A recent EDUCAUSE article predicts that in another decade, "immersive technology will become nearly ubiquitous and virtually unnoticeable, embodied in our eyeglasses and other wearable devices. But before we get there, we have the exciting opportunity to build our understanding of pedagogical frameworks, design new physical and virtual learning spaces, and create transformative learning experiences with immersive technologies."       

VR and AR are found in some makerspaces in libraries and media centers, but thinking more creatively about their use in the design of learning spaces is still at an early stage.

Innovative spaces include both formal and informal opportunities for learning. Some of this requires physical spaces, but it also includes simple design choices such as offering a swivel chair for 360 degree viewing. 

For education, pricing is an important factor for adoption and VR headset pricing is slowly but surely approaching costs that will make them more attractive for schools.


FURTHER READING
VR and AR: Transforming Learning and Scholarship in the Humanities and Social Sciences

Virtual Reality Devices – Where They Are Now and Where They’re Going
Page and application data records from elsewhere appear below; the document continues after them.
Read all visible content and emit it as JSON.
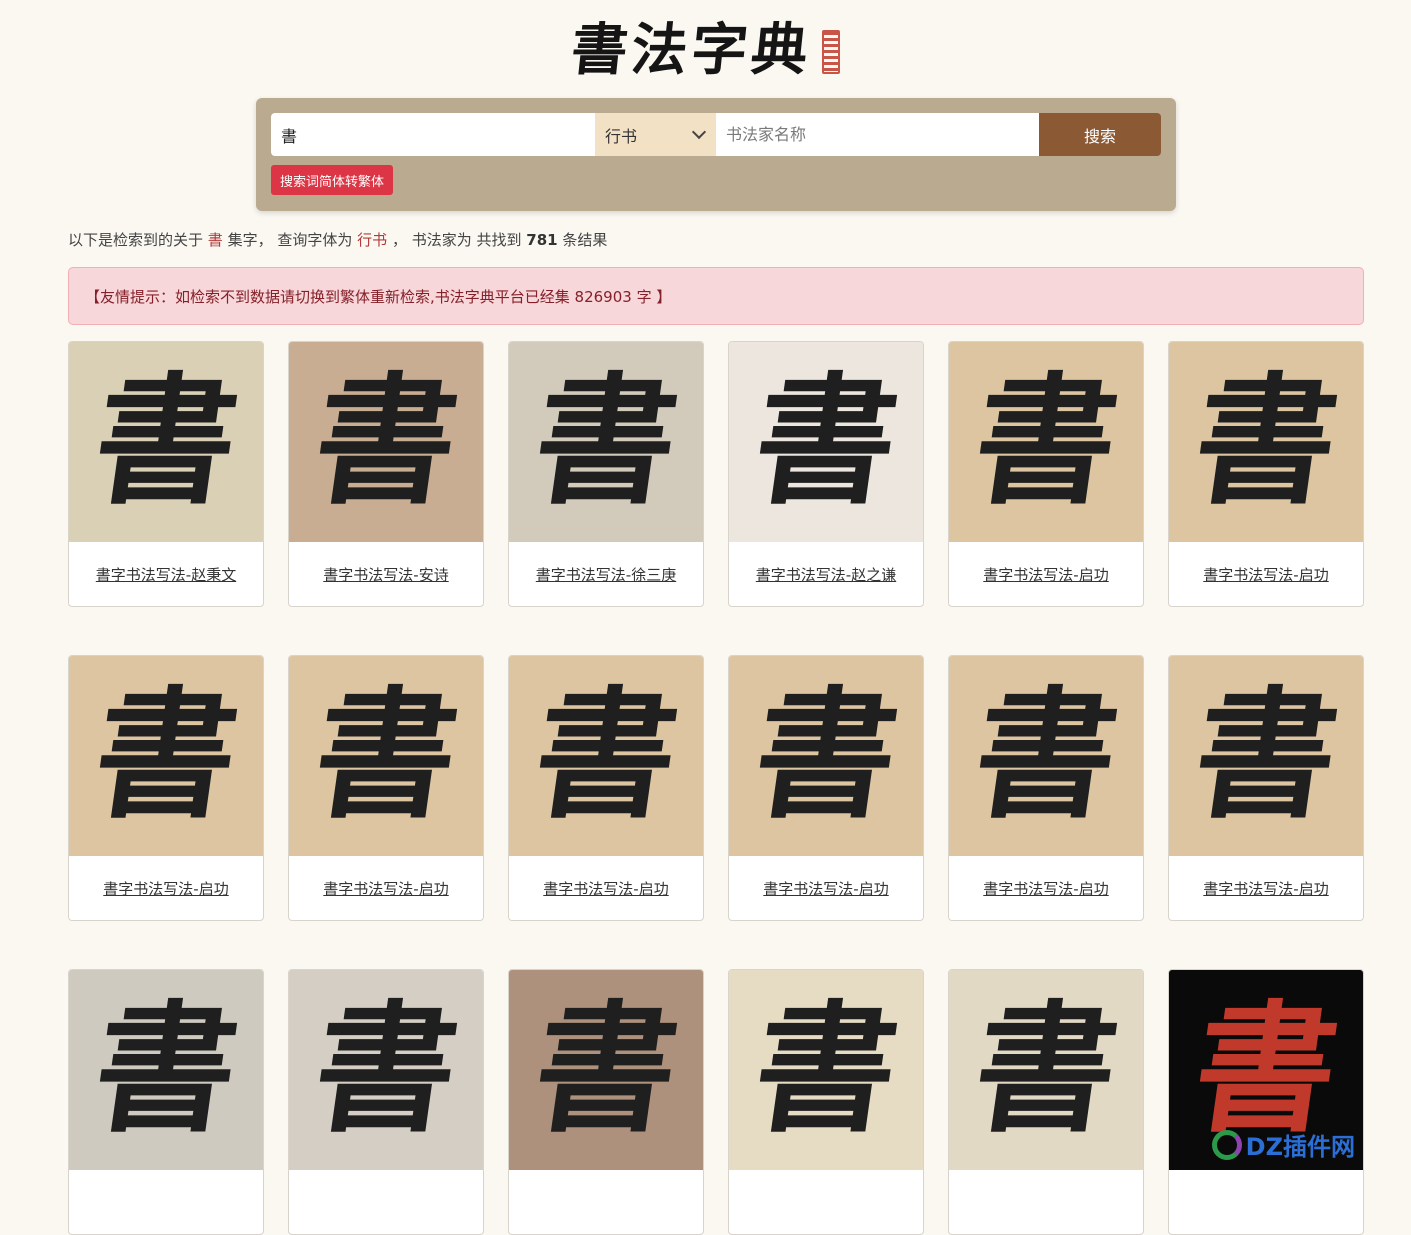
{
  "logo": {
    "text": "書法字典"
  },
  "search": {
    "query_value": "書",
    "style_selected": "行书",
    "author_placeholder": "书法家名称",
    "search_button": "搜索",
    "convert_button": "搜索词简体转繁体"
  },
  "summary": {
    "p1": "以下是检索到的关于",
    "char": "書",
    "p2": "集字， 查询字体为",
    "style": "行书",
    "p3": "， 书法家为 共找到",
    "count": "781",
    "p4": "条结果"
  },
  "alert": {
    "text": "【友情提示：如检索不到数据请切换到繁体重新检索,书法字典平台已经集 826903 字 】"
  },
  "cards": [
    {
      "caption": "書字书法写法-赵秉文",
      "bg": "#d9d0b5"
    },
    {
      "caption": "書字书法写法-安诗",
      "bg": "#c9ad92"
    },
    {
      "caption": "書字书法写法-徐三庚",
      "bg": "#d2cbbb"
    },
    {
      "caption": "書字书法写法-赵之谦",
      "bg": "#ece6de"
    },
    {
      "caption": "書字书法写法-启功",
      "bg": "#dcc5a0"
    },
    {
      "caption": "書字书法写法-启功",
      "bg": "#dcc5a0"
    },
    {
      "caption": "書字书法写法-启功",
      "bg": "#dcc5a0"
    },
    {
      "caption": "書字书法写法-启功",
      "bg": "#dcc5a0"
    },
    {
      "caption": "書字书法写法-启功",
      "bg": "#dcc5a0"
    },
    {
      "caption": "書字书法写法-启功",
      "bg": "#dcc5a0"
    },
    {
      "caption": "書字书法写法-启功",
      "bg": "#dcc5a0"
    },
    {
      "caption": "書字书法写法-启功",
      "bg": "#dcc5a0"
    },
    {
      "caption": "",
      "bg": "#cfcac0"
    },
    {
      "caption": "",
      "bg": "#d4cec4"
    },
    {
      "caption": "",
      "bg": "#ad917c"
    },
    {
      "caption": "",
      "bg": "#e6dcc4"
    },
    {
      "caption": "",
      "bg": "#e1d9c4"
    },
    {
      "caption": "",
      "bg": "#0a0a0a"
    }
  ],
  "glyph_char": "書",
  "watermark": {
    "text": "DZ插件网"
  }
}
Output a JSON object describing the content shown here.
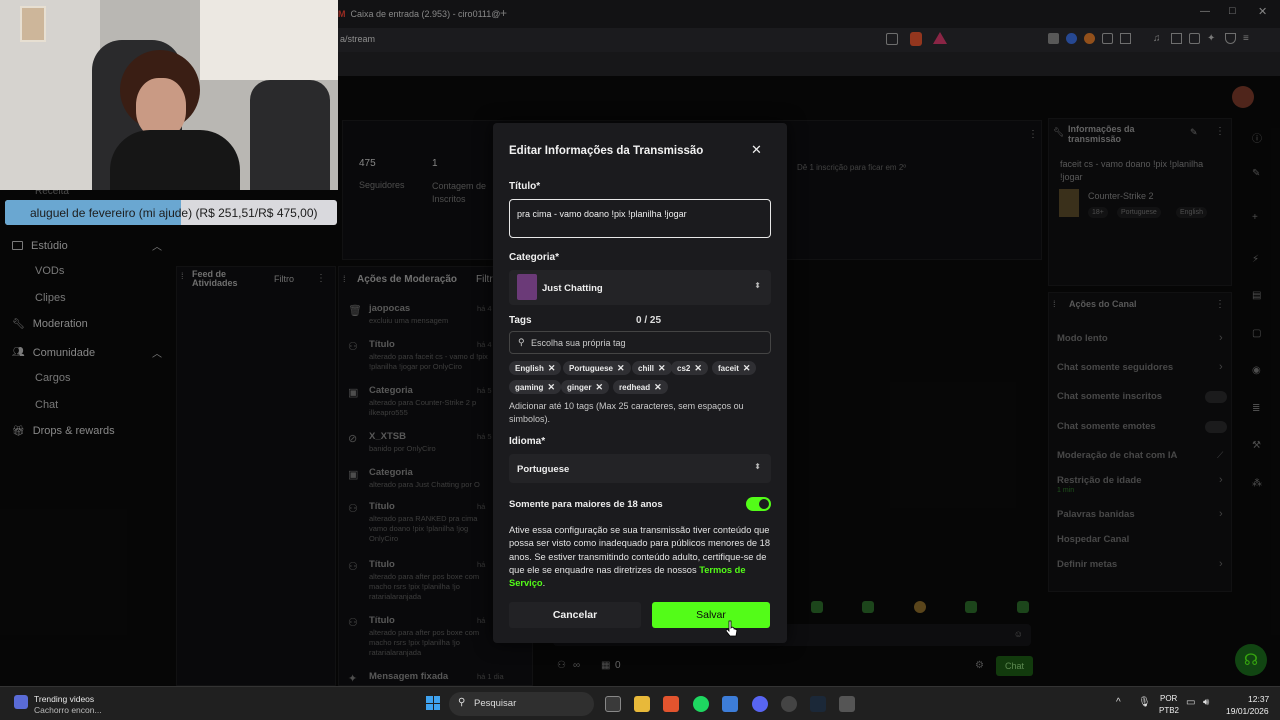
{
  "browser": {
    "tab_title": "Caixa de entrada (2.953) - ciro0111@",
    "new_tab": "+",
    "url_fragment": "a/stream",
    "min": "—",
    "max": "□",
    "close": "✕"
  },
  "sidebar": {
    "partial_top": "Receita",
    "items": [
      {
        "label": "Estúdio",
        "icon": "studio-icon"
      },
      {
        "label": "Moderation",
        "icon": "wrench-icon"
      },
      {
        "label": "Comunidade",
        "icon": "people-icon"
      },
      {
        "label": "Drops & rewards",
        "icon": "gift-icon"
      }
    ],
    "sub_estudio": [
      "VODs",
      "Clipes"
    ],
    "sub_comunidade": [
      "Cargos",
      "Chat"
    ]
  },
  "stats": {
    "followers_value": "475",
    "followers_label": "Seguidores",
    "subs_value": "1",
    "subs_label": "Contagem de Inscritos",
    "goal_text": "Dê 1 inscrição para ficar em 2º"
  },
  "goal_bar": {
    "text": "aluguel de fevereiro (mi ajude)",
    "amounts": "(R$ 251,51/R$ 475,00)",
    "progress": 0.53
  },
  "activity": {
    "title": "Feed de Atividades",
    "filter": "Filtro"
  },
  "modlog": {
    "title": "Ações de Moderação",
    "filter": "Filtr",
    "entries": [
      {
        "title": "jaopocas",
        "sub": "excluiu uma mensagem",
        "time": "há 4"
      },
      {
        "title": "Título",
        "sub": "alterado para faceit cs - vamo d !pix !planilha !jogar por OnlyCiro",
        "time": "há 4"
      },
      {
        "title": "Categoria",
        "sub": "alterado para Counter-Strike 2 p ilkeapro555",
        "time": "há 5"
      },
      {
        "title": "X_XTSB",
        "sub": "banido por OnlyCiro",
        "time": "há 5"
      },
      {
        "title": "Categoria",
        "sub": "alterado para Just Chatting por O",
        "time": ""
      },
      {
        "title": "Título",
        "sub": "alterado para RANKED pra cima vamo doano !pix !planilha !jog OnlyCiro",
        "time": "há"
      },
      {
        "title": "Título",
        "sub": "alterado para after pos boxe com macho rsrs !pix !planilha !jo ratarialaranjada",
        "time": "há"
      },
      {
        "title": "Título",
        "sub": "alterado para after pos boxe com macho rsrs !pix !planilha !jo ratarialaranjada",
        "time": "há"
      },
      {
        "title": "Mensagem fixada",
        "sub": "",
        "time": "há 1 dia"
      }
    ]
  },
  "stream_info": {
    "title": "Informações da transmissão",
    "stream_title": "faceit cs - vamo doano !pix !planilha !jogar",
    "category": "Counter-Strike 2",
    "tags": [
      "18+",
      "Portuguese",
      "English"
    ]
  },
  "channel_actions": {
    "title": "Ações do Canal",
    "items": [
      "Modo lento",
      "Chat somente seguidores",
      "Chat somente inscritos",
      "Chat somente emotes",
      "Moderação de chat com IA",
      "Restrição de idade",
      "Palavras banidas",
      "Hospedar Canal",
      "Definir metas"
    ],
    "age_sub": "1 min"
  },
  "chat_footer": {
    "count": "0",
    "chat_button": "Chat"
  },
  "modal": {
    "title": "Editar Informações da Transmissão",
    "title_label": "Título*",
    "title_value": "pra cima - vamo doano !pix !planilha !jogar",
    "category_label": "Categoria*",
    "category_value": "Just Chatting",
    "tags_label": "Tags",
    "tags_count": "0 / 25",
    "tags_placeholder": "Escolha sua própria tag",
    "tags": [
      "English",
      "Portuguese",
      "chill",
      "cs2",
      "faceit",
      "gaming",
      "ginger",
      "redhead"
    ],
    "tags_help": "Adicionar até 10 tags (Max 25 caracteres, sem espaços ou simbolos).",
    "language_label": "Idioma*",
    "language_value": "Portuguese",
    "adult_label": "Somente para maiores de 18 anos",
    "adult_on": true,
    "adult_text": "Ative essa configuração se sua transmissão tiver conteúdo que possa ser visto como inadequado para públicos menores de 18 anos. Se estiver transmitindo conteúdo adulto, certifique-se de que ele se enquadre nas diretrizes de nossos",
    "terms_link": "Termos de Serviço",
    "terms_end": ".",
    "cancel": "Cancelar",
    "save": "Salvar",
    "accent": "#53fc18"
  },
  "taskbar": {
    "trending_title": "Trending videos",
    "trending_sub": "Cachorro encon...",
    "search": "Pesquisar",
    "lang1": "POR",
    "lang2": "PTB2",
    "time": "12:37",
    "date": "19/01/2026"
  }
}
VR and AR: Driving a Revolution in Medical Education & Patient Care

AR and VR in STEM: The New Frontiers in Science